__EXERCISE PROMPT__: A line qualifies if it holds the string "title". Copy every qualifying line from the records.

Top of PROVIDED ENTRIES

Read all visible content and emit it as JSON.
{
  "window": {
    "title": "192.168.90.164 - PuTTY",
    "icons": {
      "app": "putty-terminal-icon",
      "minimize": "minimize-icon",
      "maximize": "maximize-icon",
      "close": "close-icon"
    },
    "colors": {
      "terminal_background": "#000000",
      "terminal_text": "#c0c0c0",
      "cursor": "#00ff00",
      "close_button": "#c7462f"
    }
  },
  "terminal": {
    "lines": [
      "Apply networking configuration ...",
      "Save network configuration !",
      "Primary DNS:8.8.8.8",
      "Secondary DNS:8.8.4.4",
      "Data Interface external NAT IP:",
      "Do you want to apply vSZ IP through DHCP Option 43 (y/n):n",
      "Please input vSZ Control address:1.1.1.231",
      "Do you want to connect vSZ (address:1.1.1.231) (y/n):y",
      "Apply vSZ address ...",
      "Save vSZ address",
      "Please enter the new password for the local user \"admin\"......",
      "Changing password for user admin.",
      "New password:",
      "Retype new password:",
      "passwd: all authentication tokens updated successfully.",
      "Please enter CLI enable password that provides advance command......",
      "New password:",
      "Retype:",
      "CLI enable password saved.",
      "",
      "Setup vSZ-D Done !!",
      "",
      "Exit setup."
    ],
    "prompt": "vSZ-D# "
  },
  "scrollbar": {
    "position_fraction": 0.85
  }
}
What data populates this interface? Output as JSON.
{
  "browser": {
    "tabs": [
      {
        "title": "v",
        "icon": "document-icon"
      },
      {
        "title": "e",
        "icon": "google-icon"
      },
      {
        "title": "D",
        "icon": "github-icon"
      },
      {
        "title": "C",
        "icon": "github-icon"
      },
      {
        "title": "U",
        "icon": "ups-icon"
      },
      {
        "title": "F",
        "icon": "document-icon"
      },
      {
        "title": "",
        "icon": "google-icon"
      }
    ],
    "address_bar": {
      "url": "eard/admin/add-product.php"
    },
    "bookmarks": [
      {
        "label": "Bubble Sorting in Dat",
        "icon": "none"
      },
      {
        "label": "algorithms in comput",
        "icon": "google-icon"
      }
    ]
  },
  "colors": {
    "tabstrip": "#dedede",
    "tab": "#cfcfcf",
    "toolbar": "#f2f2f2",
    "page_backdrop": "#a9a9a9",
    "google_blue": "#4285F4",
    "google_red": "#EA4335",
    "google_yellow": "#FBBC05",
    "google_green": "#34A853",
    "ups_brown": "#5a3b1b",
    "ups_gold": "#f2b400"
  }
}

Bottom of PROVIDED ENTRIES

__EXERCISE RESULT__:
    "title": "192.168.90.164 - PuTTY",
        "title": "v",
        "title": "e",
        "title": "D",
        "title": "C",
        "title": "U",
        "title": "F",
        "title": "",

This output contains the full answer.